• Activity: Count the lines of the data that have the word "structured", then report the number without anything else.

• Records shown:
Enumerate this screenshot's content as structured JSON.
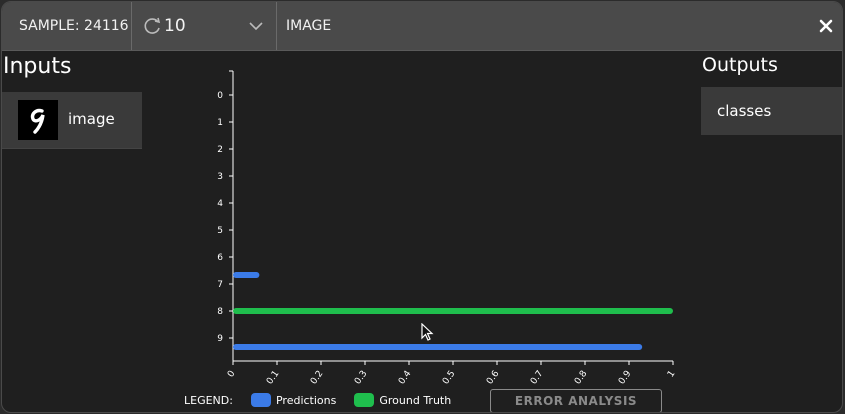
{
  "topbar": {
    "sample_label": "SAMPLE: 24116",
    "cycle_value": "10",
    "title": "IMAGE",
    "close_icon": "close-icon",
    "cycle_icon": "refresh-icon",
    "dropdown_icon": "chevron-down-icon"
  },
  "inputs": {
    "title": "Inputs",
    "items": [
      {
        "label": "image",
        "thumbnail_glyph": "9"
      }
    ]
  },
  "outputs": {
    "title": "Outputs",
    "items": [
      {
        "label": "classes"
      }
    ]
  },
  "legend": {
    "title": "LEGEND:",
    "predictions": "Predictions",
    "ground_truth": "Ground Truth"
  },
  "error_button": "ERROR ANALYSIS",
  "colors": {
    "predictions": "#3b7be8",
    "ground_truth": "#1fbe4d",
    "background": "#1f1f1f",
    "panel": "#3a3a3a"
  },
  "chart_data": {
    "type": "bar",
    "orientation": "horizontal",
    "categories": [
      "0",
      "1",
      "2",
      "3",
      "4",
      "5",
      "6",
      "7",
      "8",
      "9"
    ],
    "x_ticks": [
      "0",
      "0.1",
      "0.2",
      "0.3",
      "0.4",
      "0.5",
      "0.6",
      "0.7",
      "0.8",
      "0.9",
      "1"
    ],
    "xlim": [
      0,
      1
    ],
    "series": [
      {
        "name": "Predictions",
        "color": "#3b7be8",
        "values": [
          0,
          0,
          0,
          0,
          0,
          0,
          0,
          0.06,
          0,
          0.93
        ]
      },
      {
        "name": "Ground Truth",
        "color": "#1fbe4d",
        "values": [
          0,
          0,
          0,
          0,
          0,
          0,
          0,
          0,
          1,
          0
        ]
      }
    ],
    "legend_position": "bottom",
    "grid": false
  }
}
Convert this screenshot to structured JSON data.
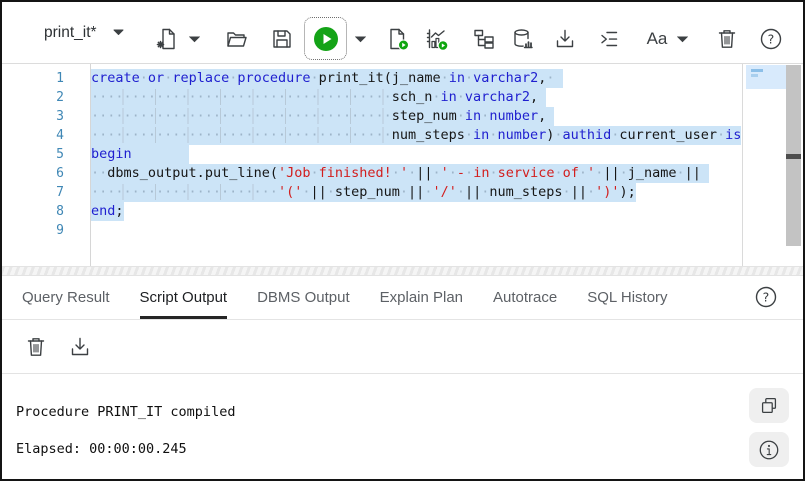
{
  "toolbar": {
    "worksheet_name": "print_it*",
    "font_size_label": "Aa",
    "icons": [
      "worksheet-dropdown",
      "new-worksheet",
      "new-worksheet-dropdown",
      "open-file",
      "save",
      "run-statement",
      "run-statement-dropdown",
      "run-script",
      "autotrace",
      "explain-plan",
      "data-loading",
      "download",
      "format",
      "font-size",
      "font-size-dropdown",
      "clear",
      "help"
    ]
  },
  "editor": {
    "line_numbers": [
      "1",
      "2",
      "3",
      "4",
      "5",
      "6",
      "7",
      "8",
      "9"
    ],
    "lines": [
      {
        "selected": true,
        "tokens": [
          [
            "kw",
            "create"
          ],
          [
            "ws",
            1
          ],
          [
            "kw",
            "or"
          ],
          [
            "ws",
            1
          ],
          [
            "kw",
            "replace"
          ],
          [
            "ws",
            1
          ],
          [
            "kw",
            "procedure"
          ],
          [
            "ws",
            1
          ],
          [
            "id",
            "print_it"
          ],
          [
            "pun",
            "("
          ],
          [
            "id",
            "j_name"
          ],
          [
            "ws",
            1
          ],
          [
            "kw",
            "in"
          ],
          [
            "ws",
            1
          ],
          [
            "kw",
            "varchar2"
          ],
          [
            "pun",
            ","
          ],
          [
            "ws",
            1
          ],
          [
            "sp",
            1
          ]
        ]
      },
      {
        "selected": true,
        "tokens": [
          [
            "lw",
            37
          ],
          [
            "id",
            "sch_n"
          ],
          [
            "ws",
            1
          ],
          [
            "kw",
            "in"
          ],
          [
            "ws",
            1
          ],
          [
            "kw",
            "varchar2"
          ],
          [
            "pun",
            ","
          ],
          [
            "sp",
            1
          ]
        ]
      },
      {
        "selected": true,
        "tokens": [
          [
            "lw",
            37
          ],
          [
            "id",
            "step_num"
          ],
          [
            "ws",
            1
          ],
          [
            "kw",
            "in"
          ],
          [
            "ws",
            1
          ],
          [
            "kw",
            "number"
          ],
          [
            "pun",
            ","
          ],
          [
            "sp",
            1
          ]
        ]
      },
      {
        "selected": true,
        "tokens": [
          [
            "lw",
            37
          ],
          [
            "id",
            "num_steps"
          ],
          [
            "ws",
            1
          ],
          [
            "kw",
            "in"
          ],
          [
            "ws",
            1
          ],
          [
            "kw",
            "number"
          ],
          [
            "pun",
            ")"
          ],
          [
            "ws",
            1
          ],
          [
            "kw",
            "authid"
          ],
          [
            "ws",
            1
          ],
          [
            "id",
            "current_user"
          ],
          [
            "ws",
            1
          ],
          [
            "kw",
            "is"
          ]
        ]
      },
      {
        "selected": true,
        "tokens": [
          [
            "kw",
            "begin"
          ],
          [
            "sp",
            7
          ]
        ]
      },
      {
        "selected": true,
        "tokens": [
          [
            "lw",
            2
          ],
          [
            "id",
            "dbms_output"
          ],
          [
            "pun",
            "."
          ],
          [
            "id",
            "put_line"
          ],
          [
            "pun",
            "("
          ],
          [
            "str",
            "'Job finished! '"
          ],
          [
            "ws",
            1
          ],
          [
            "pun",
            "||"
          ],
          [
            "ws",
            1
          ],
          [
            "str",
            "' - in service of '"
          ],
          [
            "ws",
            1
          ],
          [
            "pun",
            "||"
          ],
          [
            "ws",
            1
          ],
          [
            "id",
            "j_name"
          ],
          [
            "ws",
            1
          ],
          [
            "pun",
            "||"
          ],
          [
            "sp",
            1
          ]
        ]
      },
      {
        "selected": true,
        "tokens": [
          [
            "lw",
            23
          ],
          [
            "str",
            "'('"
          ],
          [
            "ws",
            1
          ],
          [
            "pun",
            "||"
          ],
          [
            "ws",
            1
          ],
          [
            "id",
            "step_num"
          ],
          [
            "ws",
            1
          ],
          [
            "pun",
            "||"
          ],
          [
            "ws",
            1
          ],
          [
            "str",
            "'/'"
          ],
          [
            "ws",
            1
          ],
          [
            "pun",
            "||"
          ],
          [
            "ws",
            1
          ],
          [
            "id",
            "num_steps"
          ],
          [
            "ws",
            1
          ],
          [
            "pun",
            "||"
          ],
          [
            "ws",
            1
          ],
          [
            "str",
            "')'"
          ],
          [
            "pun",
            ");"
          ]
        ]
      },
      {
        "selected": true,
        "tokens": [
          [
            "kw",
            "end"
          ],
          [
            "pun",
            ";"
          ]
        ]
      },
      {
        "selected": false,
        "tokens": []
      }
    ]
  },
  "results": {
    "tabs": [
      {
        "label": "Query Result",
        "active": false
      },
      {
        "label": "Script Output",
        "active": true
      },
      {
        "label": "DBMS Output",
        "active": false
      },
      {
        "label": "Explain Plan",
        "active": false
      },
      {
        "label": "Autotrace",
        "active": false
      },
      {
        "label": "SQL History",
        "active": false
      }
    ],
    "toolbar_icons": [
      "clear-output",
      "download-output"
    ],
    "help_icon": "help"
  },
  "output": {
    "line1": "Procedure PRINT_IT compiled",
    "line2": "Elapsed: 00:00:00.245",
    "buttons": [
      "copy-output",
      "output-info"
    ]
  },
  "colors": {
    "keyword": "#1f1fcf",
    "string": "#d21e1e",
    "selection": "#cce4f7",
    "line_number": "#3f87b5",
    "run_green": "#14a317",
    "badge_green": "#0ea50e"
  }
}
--
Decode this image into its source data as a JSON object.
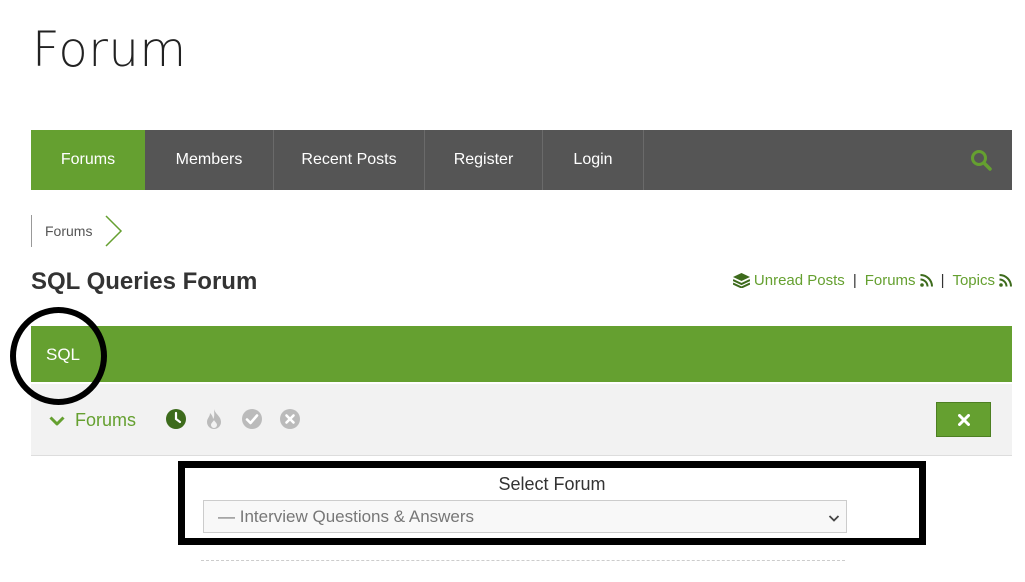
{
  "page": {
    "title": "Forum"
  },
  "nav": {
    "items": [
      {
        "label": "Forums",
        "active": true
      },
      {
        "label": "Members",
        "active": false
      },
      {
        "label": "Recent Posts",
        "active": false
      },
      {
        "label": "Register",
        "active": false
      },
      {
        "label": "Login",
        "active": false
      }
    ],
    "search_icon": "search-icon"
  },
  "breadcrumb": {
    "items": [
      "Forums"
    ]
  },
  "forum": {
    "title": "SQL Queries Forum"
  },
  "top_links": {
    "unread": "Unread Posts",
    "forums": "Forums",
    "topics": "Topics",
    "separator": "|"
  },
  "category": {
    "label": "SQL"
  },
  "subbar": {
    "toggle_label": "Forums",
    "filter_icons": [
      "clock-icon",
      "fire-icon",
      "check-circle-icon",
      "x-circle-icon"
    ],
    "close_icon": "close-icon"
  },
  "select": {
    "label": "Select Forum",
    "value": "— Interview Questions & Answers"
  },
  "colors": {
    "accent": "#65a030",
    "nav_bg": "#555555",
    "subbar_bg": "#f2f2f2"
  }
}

• Solution below: 2